Given data Start Marker

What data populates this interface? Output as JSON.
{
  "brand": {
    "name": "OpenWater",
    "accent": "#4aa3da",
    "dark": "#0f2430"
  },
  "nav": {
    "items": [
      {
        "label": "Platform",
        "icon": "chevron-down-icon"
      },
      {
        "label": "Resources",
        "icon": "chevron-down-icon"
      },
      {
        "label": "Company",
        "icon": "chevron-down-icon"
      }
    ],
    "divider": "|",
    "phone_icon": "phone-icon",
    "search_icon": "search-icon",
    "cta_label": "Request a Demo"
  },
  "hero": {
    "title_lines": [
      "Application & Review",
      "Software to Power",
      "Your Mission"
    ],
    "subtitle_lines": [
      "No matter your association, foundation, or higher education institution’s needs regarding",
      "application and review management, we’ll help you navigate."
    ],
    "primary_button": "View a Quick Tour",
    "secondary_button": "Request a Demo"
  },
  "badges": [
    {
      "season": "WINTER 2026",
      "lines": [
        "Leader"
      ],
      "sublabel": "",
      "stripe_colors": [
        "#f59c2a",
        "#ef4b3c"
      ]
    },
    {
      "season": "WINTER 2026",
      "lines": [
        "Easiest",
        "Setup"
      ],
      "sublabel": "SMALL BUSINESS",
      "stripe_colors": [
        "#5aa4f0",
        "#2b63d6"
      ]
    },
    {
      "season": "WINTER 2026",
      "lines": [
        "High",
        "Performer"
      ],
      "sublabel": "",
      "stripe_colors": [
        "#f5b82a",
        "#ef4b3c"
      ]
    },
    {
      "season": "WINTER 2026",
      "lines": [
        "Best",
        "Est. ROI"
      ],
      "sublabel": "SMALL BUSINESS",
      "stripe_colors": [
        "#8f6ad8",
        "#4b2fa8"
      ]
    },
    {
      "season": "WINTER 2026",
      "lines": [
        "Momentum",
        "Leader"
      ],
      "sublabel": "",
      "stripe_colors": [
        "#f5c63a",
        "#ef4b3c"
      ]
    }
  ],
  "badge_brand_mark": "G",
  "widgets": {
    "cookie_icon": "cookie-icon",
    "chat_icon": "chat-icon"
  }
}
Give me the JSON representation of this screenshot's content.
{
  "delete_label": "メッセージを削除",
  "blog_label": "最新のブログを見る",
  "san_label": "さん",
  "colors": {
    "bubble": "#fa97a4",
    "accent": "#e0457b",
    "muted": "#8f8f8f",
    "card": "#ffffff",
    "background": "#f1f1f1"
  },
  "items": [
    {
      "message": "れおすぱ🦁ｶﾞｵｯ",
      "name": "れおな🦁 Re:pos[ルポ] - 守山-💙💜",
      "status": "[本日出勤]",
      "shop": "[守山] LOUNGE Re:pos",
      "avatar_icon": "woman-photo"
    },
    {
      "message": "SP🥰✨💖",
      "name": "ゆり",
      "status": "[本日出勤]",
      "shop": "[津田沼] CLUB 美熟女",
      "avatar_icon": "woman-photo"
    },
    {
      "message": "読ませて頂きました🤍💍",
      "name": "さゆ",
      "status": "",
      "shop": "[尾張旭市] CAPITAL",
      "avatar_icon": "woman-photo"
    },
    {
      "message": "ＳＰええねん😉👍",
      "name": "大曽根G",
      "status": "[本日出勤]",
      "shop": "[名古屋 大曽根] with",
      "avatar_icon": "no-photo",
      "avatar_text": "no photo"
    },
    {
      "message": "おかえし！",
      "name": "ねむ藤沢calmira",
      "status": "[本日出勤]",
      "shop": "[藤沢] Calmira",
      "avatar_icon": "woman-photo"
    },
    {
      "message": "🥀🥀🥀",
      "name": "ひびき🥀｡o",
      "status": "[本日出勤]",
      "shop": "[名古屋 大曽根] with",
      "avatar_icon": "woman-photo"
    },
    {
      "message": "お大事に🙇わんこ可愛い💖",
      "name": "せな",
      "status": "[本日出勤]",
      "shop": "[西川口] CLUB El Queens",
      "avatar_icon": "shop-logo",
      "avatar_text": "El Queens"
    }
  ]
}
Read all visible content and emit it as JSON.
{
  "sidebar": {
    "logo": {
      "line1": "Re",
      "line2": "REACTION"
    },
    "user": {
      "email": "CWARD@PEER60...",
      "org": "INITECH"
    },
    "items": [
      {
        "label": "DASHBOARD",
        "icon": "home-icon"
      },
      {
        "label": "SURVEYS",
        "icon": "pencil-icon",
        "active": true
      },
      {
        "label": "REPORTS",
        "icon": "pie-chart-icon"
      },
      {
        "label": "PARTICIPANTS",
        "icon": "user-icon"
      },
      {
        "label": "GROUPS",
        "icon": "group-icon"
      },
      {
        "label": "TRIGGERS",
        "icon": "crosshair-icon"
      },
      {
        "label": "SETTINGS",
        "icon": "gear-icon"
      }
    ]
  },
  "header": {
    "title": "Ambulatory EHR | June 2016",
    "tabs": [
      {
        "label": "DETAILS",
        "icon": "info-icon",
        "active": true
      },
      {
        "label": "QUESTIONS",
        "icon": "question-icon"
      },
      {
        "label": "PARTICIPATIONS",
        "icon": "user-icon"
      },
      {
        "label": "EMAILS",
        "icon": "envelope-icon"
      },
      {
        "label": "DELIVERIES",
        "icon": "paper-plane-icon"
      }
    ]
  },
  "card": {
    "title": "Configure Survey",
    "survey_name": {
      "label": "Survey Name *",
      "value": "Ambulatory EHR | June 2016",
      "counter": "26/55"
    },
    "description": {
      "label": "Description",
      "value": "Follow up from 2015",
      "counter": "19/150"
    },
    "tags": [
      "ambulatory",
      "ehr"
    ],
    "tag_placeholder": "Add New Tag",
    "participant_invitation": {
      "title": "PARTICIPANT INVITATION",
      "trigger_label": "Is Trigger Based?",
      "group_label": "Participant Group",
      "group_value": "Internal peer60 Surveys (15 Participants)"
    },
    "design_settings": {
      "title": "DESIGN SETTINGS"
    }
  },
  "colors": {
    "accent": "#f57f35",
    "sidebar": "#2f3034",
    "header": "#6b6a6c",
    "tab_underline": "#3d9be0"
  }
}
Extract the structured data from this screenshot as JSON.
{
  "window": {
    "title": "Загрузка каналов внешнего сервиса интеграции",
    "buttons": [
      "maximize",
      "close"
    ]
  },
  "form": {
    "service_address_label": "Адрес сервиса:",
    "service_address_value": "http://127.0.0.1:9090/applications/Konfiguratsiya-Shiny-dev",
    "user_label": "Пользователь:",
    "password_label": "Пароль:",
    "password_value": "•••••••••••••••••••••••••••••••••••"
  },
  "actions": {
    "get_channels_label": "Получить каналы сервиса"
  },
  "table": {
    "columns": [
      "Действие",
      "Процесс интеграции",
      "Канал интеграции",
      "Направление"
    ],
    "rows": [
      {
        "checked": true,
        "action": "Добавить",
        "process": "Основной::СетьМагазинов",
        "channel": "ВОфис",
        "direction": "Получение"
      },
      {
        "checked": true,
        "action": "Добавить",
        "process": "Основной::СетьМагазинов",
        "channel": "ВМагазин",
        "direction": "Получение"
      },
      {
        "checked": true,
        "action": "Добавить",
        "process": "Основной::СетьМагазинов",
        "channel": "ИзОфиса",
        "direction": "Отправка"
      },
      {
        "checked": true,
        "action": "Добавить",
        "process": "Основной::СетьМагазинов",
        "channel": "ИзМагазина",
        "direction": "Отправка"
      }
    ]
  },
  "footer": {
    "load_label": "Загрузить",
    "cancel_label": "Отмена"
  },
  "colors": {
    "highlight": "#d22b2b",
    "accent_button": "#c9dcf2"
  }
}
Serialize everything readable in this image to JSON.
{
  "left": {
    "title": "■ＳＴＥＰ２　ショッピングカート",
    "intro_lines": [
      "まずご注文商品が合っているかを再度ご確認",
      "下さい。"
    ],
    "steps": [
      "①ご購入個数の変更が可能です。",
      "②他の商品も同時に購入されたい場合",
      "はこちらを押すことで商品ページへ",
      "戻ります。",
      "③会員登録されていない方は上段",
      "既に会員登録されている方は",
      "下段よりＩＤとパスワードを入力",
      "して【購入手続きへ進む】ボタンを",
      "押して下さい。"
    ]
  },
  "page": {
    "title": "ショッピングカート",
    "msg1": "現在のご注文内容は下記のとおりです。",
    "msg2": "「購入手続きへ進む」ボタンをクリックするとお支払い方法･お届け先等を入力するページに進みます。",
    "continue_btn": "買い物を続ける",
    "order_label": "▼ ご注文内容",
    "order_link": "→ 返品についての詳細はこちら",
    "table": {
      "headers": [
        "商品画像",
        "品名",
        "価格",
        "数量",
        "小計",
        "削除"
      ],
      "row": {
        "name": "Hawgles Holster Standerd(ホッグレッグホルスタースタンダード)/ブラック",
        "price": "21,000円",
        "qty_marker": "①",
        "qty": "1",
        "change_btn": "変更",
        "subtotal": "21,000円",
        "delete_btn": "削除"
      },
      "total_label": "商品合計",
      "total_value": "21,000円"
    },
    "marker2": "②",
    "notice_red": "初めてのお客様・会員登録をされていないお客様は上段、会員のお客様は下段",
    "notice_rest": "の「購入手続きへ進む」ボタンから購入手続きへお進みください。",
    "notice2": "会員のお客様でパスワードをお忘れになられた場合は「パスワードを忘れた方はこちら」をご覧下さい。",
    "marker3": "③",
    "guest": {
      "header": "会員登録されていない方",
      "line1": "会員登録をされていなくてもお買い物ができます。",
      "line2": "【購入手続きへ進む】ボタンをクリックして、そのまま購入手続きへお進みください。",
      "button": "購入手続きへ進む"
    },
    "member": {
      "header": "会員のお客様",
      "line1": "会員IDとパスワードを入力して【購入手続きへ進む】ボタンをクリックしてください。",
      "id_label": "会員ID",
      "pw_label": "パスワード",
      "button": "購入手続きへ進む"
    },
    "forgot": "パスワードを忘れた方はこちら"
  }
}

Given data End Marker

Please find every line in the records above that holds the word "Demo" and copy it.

= Reply =
    "cta_label": "Request a Demo"
    "secondary_button": "Request a Demo"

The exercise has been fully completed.